▸ Task description:
Please restate the records below word for word, leaving out every picture.
Extracted entries Block Start
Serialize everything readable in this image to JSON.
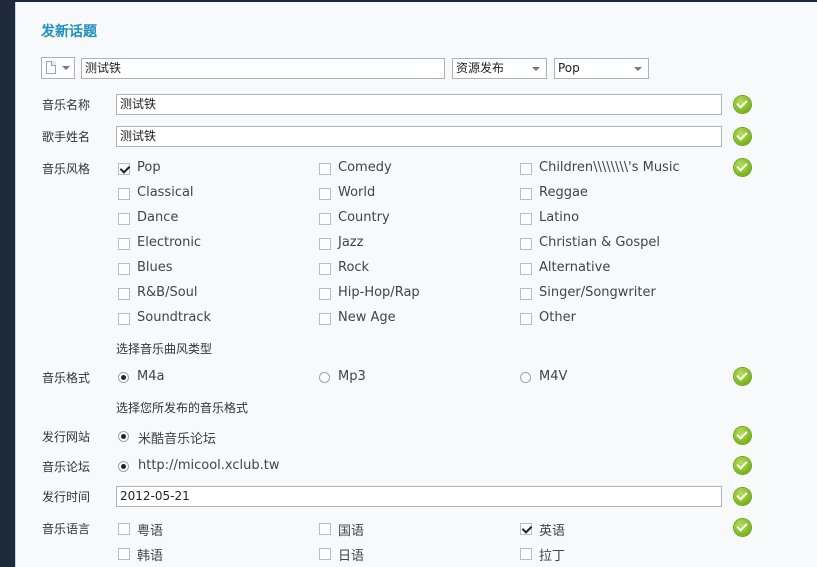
{
  "panel": {
    "title": "发新话题"
  },
  "topbar": {
    "subject_value": "测试铁",
    "category_select": "资源发布",
    "genre_select": "Pop"
  },
  "fields": {
    "music_name_label": "音乐名称",
    "music_name_value": "测试铁",
    "singer_label": "歌手姓名",
    "singer_value": "测试铁",
    "style_label": "音乐风格",
    "style_hint": "选择音乐曲风类型",
    "format_label": "音乐格式",
    "format_hint": "选择您所发布的音乐格式",
    "site_label": "发行网站",
    "site_option": "米酷音乐论坛",
    "forum_label": "音乐论坛",
    "forum_option": "http://micool.xclub.tw",
    "date_label": "发行时间",
    "date_value": "2012-05-21",
    "lang_label": "音乐语言"
  },
  "styles": [
    {
      "label": "Pop",
      "checked": true
    },
    {
      "label": "Comedy",
      "checked": false
    },
    {
      "label": "Children\\\\\\\\\\\\\\\\'s Music",
      "checked": false
    },
    {
      "label": "Classical",
      "checked": false
    },
    {
      "label": "World",
      "checked": false
    },
    {
      "label": "Reggae",
      "checked": false
    },
    {
      "label": "Dance",
      "checked": false
    },
    {
      "label": "Country",
      "checked": false
    },
    {
      "label": "Latino",
      "checked": false
    },
    {
      "label": "Electronic",
      "checked": false
    },
    {
      "label": "Jazz",
      "checked": false
    },
    {
      "label": "Christian & Gospel",
      "checked": false
    },
    {
      "label": "Blues",
      "checked": false
    },
    {
      "label": "Rock",
      "checked": false
    },
    {
      "label": "Alternative",
      "checked": false
    },
    {
      "label": "R&B/Soul",
      "checked": false
    },
    {
      "label": "Hip-Hop/Rap",
      "checked": false
    },
    {
      "label": "Singer/Songwriter",
      "checked": false
    },
    {
      "label": "Soundtrack",
      "checked": false
    },
    {
      "label": "New Age",
      "checked": false
    },
    {
      "label": "Other",
      "checked": false
    }
  ],
  "formats": [
    {
      "label": "M4a",
      "selected": true
    },
    {
      "label": "Mp3",
      "selected": false
    },
    {
      "label": "M4V",
      "selected": false
    }
  ],
  "languages": [
    {
      "label": "粤语",
      "checked": false
    },
    {
      "label": "国语",
      "checked": false
    },
    {
      "label": "英语",
      "checked": true
    },
    {
      "label": "韩语",
      "checked": false
    },
    {
      "label": "日语",
      "checked": false
    },
    {
      "label": "拉丁",
      "checked": false
    }
  ],
  "colors": {
    "title": "#1f8fbd",
    "valid_icon": "#82bb25",
    "background": "#1c2a3c"
  },
  "icons": {
    "valid": "check-circle-icon",
    "doc": "document-icon"
  }
}
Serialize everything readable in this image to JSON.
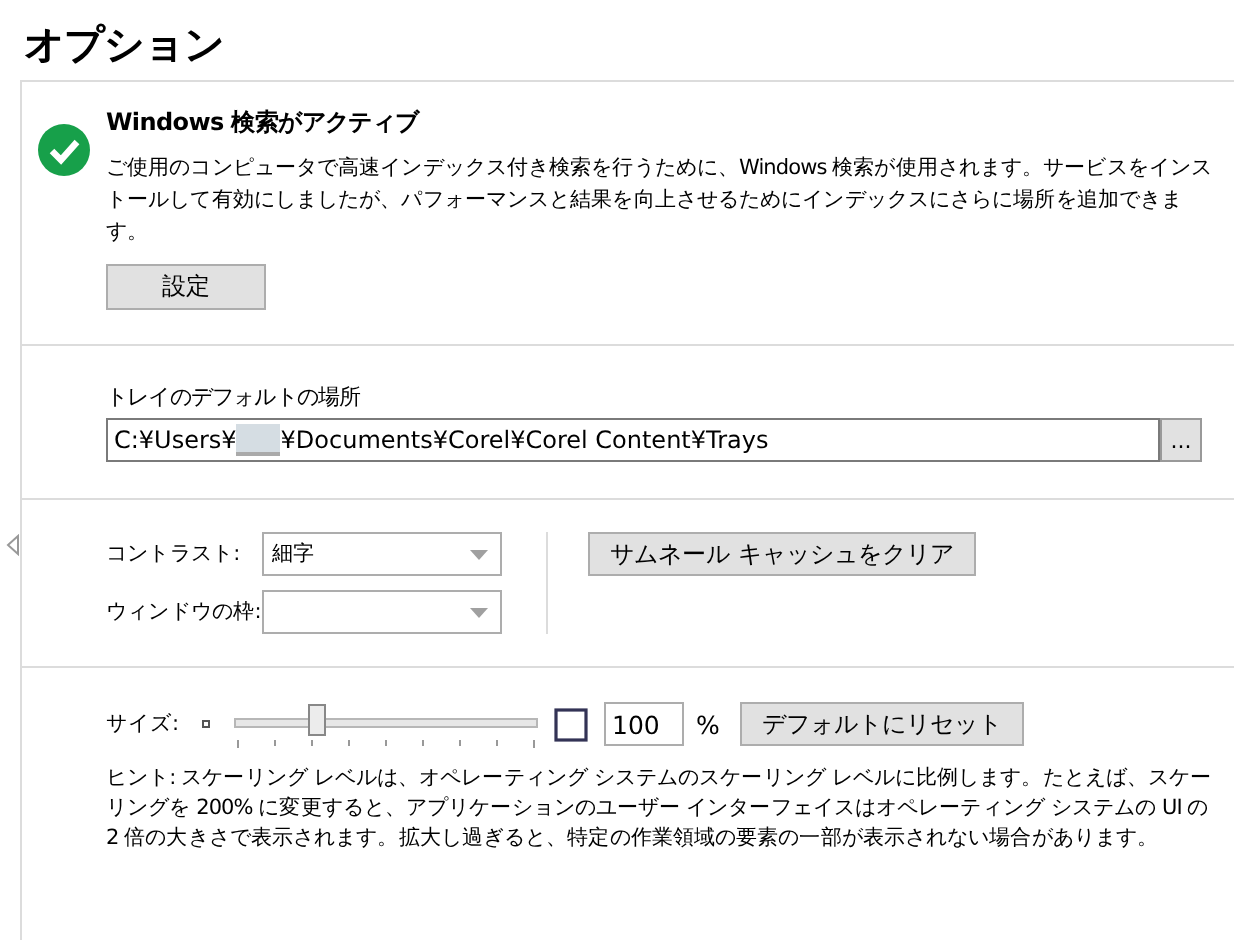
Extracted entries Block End
▸ Task solution:
Serialize everything readable in this image to JSON.
{
  "panel": {
    "title": "发新话题"
  },
  "topbar": {
    "subject_value": "测试铁",
    "category_select": "资源发布",
    "genre_select": "Pop"
  },
  "fields": {
    "music_name_label": "音乐名称",
    "music_name_value": "测试铁",
    "singer_label": "歌手姓名",
    "singer_value": "测试铁",
    "style_label": "音乐风格",
    "style_hint": "选择音乐曲风类型",
    "format_label": "音乐格式",
    "format_hint": "选择您所发布的音乐格式",
    "site_label": "发行网站",
    "site_option": "米酷音乐论坛",
    "forum_label": "音乐论坛",
    "forum_option": "http://micool.xclub.tw",
    "date_label": "发行时间",
    "date_value": "2012-05-21",
    "lang_label": "音乐语言"
  },
  "styles": [
    {
      "label": "Pop",
      "checked": true
    },
    {
      "label": "Comedy",
      "checked": false
    },
    {
      "label": "Children\\\\\\\\\\\\\\\\'s Music",
      "checked": false
    },
    {
      "label": "Classical",
      "checked": false
    },
    {
      "label": "World",
      "checked": false
    },
    {
      "label": "Reggae",
      "checked": false
    },
    {
      "label": "Dance",
      "checked": false
    },
    {
      "label": "Country",
      "checked": false
    },
    {
      "label": "Latino",
      "checked": false
    },
    {
      "label": "Electronic",
      "checked": false
    },
    {
      "label": "Jazz",
      "checked": false
    },
    {
      "label": "Christian & Gospel",
      "checked": false
    },
    {
      "label": "Blues",
      "checked": false
    },
    {
      "label": "Rock",
      "checked": false
    },
    {
      "label": "Alternative",
      "checked": false
    },
    {
      "label": "R&B/Soul",
      "checked": false
    },
    {
      "label": "Hip-Hop/Rap",
      "checked": false
    },
    {
      "label": "Singer/Songwriter",
      "checked": false
    },
    {
      "label": "Soundtrack",
      "checked": false
    },
    {
      "label": "New Age",
      "checked": false
    },
    {
      "label": "Other",
      "checked": false
    }
  ],
  "formats": [
    {
      "label": "M4a",
      "selected": true
    },
    {
      "label": "Mp3",
      "selected": false
    },
    {
      "label": "M4V",
      "selected": false
    }
  ],
  "languages": [
    {
      "label": "粤语",
      "checked": false
    },
    {
      "label": "国语",
      "checked": false
    },
    {
      "label": "英语",
      "checked": true
    },
    {
      "label": "韩语",
      "checked": false
    },
    {
      "label": "日语",
      "checked": false
    },
    {
      "label": "拉丁",
      "checked": false
    }
  ],
  "colors": {
    "title": "#1f8fbd",
    "valid_icon": "#82bb25",
    "background": "#1c2a3c"
  },
  "icons": {
    "valid": "check-circle-icon",
    "doc": "document-icon"
  }
}
Serialize everything readable in this image to JSON.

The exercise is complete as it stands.